_Problem details:_
Copy out the lines below that hold the word "localhost".

_Data extract:_
=-=-=

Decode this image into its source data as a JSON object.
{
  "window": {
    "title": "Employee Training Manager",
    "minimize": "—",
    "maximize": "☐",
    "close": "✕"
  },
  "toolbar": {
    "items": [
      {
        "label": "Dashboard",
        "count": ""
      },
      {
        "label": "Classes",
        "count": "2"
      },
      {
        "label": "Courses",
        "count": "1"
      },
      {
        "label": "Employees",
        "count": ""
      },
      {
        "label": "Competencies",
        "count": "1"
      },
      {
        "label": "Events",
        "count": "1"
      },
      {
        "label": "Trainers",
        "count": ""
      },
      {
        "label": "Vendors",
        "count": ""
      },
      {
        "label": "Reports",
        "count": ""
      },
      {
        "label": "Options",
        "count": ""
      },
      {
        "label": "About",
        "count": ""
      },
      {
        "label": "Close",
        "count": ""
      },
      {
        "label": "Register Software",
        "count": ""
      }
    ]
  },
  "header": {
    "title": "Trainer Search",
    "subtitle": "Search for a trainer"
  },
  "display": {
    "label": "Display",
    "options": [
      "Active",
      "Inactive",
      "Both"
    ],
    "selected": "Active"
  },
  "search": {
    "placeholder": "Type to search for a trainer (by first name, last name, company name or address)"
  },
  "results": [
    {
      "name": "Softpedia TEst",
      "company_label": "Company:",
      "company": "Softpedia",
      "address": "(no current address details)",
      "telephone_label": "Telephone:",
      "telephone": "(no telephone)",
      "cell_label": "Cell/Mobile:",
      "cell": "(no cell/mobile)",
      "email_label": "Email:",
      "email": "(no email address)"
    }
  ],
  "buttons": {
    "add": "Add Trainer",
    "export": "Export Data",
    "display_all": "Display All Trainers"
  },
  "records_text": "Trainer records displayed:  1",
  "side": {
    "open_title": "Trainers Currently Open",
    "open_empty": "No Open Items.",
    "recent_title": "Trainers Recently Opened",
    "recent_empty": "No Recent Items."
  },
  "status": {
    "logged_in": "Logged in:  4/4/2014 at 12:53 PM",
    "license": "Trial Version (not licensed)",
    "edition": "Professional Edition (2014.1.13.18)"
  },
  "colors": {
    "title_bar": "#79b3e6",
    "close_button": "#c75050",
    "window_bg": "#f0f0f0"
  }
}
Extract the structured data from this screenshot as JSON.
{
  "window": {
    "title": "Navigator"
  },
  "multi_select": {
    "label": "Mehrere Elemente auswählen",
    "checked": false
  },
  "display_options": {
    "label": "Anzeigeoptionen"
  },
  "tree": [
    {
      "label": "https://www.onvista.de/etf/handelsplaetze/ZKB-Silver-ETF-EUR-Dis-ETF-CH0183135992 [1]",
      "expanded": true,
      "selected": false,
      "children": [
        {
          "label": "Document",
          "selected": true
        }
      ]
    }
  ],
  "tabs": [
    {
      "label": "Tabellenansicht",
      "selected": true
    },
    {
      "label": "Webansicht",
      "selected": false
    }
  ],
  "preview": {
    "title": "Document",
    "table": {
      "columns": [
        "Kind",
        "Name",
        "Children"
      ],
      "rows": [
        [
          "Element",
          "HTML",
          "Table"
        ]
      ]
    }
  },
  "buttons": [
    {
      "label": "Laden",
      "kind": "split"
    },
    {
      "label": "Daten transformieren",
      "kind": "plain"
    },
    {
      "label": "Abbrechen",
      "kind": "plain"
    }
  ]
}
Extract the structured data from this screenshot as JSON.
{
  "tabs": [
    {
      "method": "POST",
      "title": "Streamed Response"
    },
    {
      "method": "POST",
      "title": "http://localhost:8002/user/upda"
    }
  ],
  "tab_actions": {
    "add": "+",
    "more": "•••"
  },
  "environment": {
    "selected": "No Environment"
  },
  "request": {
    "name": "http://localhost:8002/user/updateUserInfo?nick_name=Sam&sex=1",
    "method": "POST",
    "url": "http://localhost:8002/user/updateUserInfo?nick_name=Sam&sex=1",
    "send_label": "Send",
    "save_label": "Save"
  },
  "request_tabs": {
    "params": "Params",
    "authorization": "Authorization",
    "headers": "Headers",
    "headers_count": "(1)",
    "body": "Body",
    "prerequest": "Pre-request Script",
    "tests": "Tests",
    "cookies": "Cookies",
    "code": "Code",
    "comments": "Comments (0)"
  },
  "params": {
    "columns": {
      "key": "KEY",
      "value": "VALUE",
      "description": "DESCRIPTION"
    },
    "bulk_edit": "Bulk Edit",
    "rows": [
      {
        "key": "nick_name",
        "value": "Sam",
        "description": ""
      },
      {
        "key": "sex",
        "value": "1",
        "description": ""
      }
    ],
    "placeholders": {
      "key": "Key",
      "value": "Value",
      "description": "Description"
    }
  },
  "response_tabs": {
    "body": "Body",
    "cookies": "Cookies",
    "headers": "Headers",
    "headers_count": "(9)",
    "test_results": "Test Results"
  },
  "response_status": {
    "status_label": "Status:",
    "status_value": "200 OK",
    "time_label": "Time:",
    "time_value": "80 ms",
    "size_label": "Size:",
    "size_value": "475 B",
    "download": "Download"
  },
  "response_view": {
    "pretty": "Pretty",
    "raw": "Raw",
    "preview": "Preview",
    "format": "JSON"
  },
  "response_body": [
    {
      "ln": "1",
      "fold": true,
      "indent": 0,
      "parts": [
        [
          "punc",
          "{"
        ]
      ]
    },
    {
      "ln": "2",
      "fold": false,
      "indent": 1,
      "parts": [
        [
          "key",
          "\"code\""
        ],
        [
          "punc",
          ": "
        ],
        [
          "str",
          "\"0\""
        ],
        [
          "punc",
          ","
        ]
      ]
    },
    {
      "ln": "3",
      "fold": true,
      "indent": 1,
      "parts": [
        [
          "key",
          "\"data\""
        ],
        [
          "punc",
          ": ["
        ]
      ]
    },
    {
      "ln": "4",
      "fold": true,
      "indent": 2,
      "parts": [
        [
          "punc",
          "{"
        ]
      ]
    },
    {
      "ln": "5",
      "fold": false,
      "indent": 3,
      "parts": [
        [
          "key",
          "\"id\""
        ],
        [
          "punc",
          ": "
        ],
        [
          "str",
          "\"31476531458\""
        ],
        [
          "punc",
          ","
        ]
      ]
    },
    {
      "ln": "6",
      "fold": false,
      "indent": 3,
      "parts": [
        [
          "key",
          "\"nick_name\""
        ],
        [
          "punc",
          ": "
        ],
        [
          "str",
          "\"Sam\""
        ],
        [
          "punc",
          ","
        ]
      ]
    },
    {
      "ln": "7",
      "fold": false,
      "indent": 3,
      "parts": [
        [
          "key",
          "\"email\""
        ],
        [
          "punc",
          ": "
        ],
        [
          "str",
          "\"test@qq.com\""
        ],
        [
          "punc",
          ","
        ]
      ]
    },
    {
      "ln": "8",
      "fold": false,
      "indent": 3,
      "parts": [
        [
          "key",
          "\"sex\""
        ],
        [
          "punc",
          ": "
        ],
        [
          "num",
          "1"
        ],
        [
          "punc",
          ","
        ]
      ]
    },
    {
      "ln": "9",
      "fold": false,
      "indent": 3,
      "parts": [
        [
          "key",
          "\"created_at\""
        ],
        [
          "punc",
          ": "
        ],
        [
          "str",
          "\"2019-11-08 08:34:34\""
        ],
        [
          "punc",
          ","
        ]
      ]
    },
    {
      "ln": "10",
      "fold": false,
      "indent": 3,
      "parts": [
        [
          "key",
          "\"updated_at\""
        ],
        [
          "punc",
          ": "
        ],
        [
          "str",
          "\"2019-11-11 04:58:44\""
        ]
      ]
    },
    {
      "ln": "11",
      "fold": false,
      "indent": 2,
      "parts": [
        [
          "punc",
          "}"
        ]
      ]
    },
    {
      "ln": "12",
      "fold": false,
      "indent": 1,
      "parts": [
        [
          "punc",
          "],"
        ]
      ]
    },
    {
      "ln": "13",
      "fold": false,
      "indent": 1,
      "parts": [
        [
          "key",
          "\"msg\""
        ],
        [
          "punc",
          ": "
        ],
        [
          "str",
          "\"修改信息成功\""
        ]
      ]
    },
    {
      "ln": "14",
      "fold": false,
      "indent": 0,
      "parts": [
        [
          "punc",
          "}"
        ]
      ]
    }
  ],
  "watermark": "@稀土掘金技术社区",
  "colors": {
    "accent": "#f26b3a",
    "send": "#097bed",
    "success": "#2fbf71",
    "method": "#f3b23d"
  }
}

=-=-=

_Finished task:_
      "title": "http://localhost:8002/user/upda"
    "name": "http://localhost:8002/user/updateUserInfo?nick_name=Sam&sex=1",
    "url": "http://localhost:8002/user/updateUserInfo?nick_name=Sam&sex=1",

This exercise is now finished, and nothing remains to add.